The court further noted that while Wisconsin requires real property to be valued from actual view or from the best information that the assessor can practicably obtain, there is no preference for one over the other. Therefore, while an interior inspection may be “useful, convenient, and expedient” in developing a valuation, it is not required. A homeowner has a right to deny a tax assessor entry, and the assessor must subsequently seek the best information they can practicably obtain to conduct the valuation.

The court held that the Milewskis have a right to challenge the revaluation of their property in front of the Board of Review and a right to prevent the tax assessor from inspecting the interior of their home. The Board of Review cannot require an unconstitutional interior inspection of the property before allowing property owners to challenge a revaluation.

This case should put municipalities on notice of the requirements of the Fourth and Fourteenth Amendments as they relate to tax assessments of real property. First, homeowners have the right to refuse entry to tax assessors, and tax assessors must therefore rely on the best information they can practicably obtain. Second, so long as property owners have met a municipality’s board of review filing requirements, a municipal board of review must allow them to challenge a revaluation. Specifically, the view required by the filing requirements does not have to be a view of the property’s interior. To that end, if the filing requirements are met, the municipal board of review must allow property owners to challenge a revaluation whether the assessor was provided access to view the property’s interior or not.

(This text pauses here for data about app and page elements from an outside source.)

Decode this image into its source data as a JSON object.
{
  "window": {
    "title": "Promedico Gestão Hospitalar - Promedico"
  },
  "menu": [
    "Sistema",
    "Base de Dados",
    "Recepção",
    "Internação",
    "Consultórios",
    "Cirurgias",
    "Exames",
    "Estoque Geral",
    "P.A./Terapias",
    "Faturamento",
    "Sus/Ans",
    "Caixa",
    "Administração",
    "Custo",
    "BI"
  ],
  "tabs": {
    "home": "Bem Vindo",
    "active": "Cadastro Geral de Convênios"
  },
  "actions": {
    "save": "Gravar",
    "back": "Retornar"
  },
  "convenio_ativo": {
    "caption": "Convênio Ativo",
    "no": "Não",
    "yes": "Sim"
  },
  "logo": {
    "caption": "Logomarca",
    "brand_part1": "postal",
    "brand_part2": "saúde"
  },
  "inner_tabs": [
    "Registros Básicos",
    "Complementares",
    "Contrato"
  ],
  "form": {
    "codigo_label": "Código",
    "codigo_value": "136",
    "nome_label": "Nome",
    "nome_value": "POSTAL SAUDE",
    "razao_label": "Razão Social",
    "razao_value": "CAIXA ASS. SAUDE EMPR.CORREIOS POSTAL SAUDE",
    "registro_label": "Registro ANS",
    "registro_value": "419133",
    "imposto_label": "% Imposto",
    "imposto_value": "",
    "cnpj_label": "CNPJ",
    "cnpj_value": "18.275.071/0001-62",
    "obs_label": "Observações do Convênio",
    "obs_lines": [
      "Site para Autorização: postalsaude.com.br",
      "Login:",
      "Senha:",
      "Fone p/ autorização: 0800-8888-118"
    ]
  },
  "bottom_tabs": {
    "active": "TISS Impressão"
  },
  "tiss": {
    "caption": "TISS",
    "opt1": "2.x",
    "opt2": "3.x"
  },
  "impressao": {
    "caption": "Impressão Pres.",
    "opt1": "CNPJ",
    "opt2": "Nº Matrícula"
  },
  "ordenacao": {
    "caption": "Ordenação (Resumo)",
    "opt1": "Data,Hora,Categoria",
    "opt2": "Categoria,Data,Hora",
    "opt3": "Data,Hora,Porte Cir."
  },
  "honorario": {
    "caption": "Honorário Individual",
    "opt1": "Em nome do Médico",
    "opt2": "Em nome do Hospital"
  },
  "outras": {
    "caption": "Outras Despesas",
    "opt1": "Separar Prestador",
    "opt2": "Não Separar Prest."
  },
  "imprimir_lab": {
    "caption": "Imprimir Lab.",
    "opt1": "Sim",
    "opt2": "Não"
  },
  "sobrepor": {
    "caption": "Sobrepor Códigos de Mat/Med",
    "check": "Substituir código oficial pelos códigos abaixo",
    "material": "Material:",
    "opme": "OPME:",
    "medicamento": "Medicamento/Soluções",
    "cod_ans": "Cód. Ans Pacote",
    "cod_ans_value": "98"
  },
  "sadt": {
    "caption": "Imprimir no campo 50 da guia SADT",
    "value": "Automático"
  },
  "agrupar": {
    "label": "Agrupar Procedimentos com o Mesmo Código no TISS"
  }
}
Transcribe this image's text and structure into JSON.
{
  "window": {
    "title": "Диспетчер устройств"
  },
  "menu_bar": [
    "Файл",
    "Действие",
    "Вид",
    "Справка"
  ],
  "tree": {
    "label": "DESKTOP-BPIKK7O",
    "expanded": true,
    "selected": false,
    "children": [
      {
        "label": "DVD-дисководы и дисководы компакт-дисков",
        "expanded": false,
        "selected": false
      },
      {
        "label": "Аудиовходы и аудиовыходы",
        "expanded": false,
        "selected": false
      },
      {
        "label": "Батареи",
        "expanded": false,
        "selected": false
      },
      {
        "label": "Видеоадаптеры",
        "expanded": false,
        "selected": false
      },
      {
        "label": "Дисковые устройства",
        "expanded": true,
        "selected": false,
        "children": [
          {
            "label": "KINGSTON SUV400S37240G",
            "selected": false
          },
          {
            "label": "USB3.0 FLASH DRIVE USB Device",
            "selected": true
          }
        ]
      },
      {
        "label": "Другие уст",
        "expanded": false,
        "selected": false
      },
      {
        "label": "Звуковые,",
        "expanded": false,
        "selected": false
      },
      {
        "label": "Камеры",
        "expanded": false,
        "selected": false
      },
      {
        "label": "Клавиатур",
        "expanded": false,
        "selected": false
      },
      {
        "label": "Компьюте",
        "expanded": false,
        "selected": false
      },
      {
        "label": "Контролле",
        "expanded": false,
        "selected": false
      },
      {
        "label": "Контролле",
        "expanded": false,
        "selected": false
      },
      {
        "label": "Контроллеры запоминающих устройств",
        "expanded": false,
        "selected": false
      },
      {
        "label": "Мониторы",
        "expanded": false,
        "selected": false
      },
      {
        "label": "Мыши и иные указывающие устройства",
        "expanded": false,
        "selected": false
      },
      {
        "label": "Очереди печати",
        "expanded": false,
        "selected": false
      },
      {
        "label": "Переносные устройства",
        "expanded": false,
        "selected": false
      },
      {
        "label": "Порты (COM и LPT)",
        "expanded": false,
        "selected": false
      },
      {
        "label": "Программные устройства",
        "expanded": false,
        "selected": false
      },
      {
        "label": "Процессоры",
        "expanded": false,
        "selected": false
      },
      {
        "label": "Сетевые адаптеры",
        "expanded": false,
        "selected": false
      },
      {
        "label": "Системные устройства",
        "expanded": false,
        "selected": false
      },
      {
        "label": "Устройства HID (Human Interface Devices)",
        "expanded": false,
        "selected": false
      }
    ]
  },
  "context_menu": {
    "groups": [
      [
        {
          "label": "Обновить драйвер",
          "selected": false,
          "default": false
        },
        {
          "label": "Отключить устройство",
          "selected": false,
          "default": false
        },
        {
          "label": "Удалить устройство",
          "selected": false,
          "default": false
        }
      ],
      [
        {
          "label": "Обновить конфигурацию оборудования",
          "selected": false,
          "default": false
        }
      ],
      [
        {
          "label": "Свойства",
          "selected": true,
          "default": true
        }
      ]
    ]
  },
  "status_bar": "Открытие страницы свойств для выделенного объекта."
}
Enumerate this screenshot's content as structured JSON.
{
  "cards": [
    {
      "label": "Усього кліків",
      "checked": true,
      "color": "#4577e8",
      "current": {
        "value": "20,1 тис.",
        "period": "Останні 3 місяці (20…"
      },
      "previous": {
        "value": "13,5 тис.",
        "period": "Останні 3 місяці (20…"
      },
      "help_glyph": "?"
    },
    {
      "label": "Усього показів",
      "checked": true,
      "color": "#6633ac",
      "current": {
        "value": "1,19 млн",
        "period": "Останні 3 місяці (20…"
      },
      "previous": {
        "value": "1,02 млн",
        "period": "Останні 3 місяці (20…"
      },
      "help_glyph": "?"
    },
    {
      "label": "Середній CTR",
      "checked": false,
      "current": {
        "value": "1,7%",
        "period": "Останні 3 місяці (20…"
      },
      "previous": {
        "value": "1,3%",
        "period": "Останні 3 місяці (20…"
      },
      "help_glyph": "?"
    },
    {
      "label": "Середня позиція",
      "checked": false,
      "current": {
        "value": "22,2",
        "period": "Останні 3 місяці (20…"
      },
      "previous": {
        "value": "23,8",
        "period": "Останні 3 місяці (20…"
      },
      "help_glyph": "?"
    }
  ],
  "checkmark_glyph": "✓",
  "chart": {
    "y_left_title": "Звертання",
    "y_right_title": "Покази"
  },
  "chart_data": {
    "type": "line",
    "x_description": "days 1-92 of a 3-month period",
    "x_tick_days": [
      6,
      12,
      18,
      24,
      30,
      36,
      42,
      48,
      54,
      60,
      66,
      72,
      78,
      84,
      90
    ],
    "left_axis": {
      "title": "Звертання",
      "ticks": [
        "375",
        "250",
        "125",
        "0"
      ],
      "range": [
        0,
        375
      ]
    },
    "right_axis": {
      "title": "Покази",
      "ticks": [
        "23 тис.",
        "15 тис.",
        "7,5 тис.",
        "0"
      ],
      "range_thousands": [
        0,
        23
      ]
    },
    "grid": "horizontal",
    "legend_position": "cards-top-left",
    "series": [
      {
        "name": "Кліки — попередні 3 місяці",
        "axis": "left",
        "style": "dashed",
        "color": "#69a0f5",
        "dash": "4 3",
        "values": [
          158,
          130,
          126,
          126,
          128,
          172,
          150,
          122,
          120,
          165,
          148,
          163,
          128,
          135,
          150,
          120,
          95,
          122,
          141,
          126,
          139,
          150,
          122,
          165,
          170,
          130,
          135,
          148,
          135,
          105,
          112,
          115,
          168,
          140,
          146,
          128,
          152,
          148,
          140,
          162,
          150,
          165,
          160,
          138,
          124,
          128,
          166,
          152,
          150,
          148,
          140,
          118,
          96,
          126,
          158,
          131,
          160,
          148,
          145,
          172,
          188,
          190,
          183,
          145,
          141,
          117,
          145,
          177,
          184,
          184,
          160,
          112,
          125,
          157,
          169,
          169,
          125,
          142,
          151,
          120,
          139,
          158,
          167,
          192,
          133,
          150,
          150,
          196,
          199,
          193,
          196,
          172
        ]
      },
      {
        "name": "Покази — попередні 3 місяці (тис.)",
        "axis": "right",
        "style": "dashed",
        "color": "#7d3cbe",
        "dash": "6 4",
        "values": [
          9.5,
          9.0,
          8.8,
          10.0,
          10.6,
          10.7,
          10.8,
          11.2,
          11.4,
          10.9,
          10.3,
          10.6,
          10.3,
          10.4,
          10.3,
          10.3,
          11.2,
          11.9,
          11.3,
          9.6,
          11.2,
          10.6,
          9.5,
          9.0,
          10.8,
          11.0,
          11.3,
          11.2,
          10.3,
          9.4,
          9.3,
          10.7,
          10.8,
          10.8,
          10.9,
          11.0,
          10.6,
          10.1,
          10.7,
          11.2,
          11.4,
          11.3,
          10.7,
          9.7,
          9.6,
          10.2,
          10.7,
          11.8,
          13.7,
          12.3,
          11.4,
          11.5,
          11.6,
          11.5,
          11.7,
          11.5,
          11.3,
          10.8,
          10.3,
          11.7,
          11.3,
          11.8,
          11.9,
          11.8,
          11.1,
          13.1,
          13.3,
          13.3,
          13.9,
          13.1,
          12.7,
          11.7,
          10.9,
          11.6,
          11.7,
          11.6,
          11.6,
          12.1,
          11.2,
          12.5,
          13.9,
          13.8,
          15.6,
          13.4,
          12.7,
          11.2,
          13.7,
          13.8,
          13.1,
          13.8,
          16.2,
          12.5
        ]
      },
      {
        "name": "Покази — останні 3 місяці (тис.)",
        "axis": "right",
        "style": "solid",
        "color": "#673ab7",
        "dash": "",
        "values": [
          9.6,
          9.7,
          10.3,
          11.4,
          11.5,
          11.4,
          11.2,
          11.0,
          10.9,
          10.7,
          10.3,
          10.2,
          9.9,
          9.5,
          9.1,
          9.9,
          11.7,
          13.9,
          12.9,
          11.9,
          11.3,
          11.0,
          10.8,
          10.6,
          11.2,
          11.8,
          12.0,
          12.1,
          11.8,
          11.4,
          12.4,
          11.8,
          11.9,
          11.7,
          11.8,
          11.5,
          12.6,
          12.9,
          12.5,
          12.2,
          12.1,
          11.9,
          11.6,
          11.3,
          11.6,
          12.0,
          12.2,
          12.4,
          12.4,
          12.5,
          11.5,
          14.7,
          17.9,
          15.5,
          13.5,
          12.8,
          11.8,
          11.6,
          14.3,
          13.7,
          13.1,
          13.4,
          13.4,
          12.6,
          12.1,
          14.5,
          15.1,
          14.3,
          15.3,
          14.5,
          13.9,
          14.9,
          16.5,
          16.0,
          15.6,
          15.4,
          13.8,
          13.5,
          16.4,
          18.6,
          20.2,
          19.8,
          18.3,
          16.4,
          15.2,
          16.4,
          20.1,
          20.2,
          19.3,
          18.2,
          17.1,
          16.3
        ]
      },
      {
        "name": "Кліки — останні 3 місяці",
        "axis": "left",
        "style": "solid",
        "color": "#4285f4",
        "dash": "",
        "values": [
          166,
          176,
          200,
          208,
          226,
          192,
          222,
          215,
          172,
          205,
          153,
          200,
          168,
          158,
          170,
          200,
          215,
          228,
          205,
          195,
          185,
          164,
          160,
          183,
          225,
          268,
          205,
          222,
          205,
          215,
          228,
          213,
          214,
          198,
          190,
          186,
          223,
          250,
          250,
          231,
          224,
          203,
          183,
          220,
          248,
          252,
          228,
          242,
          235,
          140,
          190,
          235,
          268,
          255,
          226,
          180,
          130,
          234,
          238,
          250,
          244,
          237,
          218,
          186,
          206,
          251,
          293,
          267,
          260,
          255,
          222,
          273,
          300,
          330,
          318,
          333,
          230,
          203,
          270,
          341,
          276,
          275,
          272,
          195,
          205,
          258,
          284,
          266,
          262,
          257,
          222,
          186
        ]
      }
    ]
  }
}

— Brian P. Goodman

This newsletter is published and distributed for informational pur- poses only. It does not offer legal advice with respect to particular situations, and does not purport to be a complete treatment of the legal issues surrounding any topic. Because your situation may differ from those described in this Newsletter, you should not rely solely on this information in making legal decisions.

More from Municipal Law Newsletter